Last week we considered the amazing variety of ways we can serve God, pointing out that God normally uses us in relation to the way we are made. Our aptitudes, interests, and the gifts of the Spirit all combine to call us into service.
But Underhill rightly points out that sometimes, God’s call comes as a surprise…
If we consider the lives of the Saints, we see the strange paths along which they were driven to accomplish the Will to the accomplishment of their destiny; how unexpected and uncongenial were the ways in which they were used to bring the Kingdom in and do the Will of God… (p. 96-97).
If we eliminate the “element of surprise” from our spiritual formation, we may miss the way God wants to use us—even though I stick by my assertion that God usually chooses to use us as we are. However, it is necessary to note that this is not always the case.
I have had a taste of this myself. When God called me to preach, I could not stand up in my English class in high school and give an oral book report. Mrs. Middleton allowed me to write my book reports out by hand, because it was so embarrassing to try to speak about what I had read—even though everyone in the class was a friend.
I had a problem which psychologists call “blocking”—I could hear the word in my mind, but I could not get it to come out of my mouth.
I was a mystery to myself, because I really believed that God was calling me to preach. But I knew preachers make a living with their mouths. So, I was floundering to understand the call and my seeming inability to meet it. As I did this, all I ever received in my pondering was the message, “What I call you to do, I will equip you to do.” And so it has been.

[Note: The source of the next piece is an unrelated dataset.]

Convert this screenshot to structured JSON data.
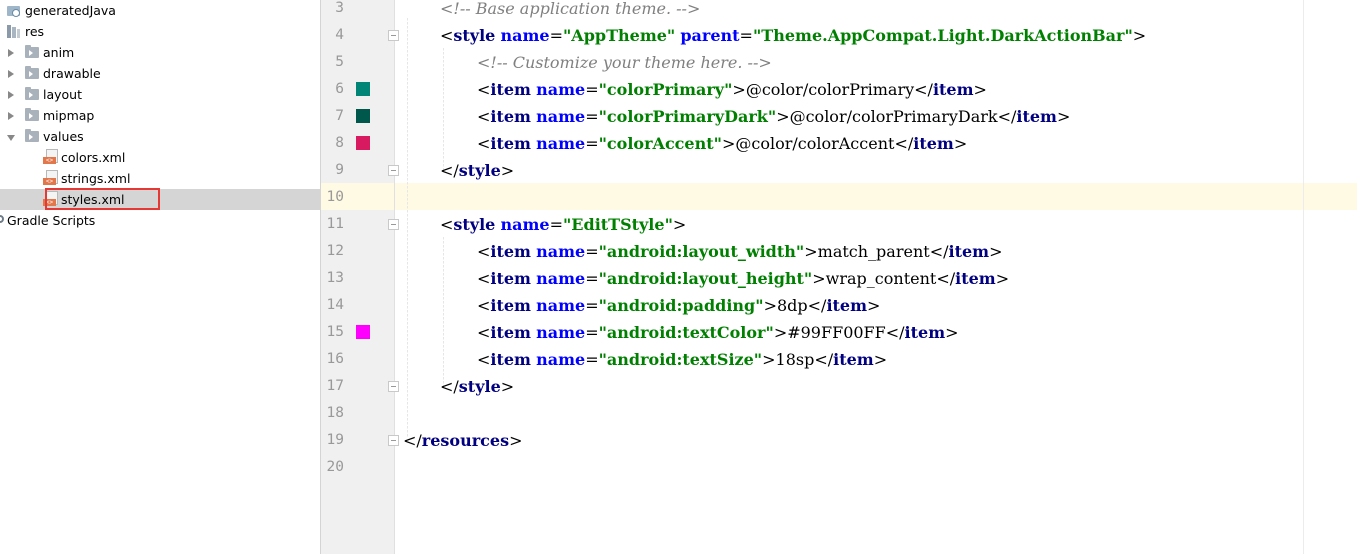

In the same way, Underhill writes that God will give the heavenly bread needed to make us strong for the destiny we’ve been given (p. 97). And again, I have found it to be so. I never took a course in overcoming stage fright, and I was never “healed” (in the technical sense) of my inability to speak in public. But with the call has come the provision.
The problem is that some people think God works by surprise all of the time—so that the only way to know God’s will is to find something you don’t want to do—or be sent somewhere you don’t want to go.
I reject that as a normative principle, but I do not rule out the fact that there will be times when God’s will comes to us in the clothing of surprise. When it happens that way, we do well to remember that we are the only ones who are surprised—not God! And we must trust that with the call will come the means to fulfill it.